__What is expected__
Below are the records; copy every line in them that holds the string "Twitter".

—————

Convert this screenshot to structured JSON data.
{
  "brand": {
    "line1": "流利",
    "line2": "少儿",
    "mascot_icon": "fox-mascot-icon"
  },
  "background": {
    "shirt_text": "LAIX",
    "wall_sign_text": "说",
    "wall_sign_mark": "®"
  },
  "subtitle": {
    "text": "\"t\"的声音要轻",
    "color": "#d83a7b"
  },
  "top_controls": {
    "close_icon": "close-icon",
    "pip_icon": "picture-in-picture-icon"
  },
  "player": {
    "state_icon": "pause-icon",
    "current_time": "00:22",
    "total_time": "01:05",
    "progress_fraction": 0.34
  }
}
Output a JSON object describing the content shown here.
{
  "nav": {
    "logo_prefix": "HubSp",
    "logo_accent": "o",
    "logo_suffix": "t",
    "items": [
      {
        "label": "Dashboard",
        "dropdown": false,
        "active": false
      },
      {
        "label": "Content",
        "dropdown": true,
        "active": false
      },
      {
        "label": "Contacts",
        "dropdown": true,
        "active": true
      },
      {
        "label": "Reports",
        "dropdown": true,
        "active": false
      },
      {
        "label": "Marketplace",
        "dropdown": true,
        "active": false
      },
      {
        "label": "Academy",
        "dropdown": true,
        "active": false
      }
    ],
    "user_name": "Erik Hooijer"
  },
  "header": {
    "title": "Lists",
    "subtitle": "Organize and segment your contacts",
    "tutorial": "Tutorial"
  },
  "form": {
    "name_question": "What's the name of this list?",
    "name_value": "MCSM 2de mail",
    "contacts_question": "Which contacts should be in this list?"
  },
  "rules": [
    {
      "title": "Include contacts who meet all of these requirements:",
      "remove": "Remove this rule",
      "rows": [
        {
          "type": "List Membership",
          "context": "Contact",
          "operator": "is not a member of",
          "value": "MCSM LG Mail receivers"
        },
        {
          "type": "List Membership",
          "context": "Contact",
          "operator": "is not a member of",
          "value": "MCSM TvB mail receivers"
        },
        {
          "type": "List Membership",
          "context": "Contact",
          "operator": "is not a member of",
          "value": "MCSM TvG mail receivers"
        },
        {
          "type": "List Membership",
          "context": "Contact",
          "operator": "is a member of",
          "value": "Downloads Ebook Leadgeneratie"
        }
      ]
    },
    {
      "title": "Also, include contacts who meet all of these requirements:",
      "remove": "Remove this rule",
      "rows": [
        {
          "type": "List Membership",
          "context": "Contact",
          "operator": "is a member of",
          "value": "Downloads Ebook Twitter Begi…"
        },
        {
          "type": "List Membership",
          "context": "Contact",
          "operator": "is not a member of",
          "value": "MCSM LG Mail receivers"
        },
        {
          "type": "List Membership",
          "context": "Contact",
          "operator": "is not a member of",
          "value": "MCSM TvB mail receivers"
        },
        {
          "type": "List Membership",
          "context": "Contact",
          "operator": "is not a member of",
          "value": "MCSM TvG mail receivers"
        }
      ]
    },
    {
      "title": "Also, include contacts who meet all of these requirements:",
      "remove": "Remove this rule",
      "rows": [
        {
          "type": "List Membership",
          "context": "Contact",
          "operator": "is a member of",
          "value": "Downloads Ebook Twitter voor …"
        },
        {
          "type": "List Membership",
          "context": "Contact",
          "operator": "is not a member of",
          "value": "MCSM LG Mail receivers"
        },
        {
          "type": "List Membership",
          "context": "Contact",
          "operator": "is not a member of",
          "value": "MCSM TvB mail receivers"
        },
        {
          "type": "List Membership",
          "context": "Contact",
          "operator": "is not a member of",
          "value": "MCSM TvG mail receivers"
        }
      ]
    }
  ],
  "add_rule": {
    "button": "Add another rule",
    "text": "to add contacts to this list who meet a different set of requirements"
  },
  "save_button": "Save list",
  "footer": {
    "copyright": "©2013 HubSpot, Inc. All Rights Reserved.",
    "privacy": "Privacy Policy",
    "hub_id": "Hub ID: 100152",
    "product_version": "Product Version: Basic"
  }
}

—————

__Result for this task__
          "value": "Downloads Ebook Twitter Begi…"
          "value": "Downloads Ebook Twitter voor …"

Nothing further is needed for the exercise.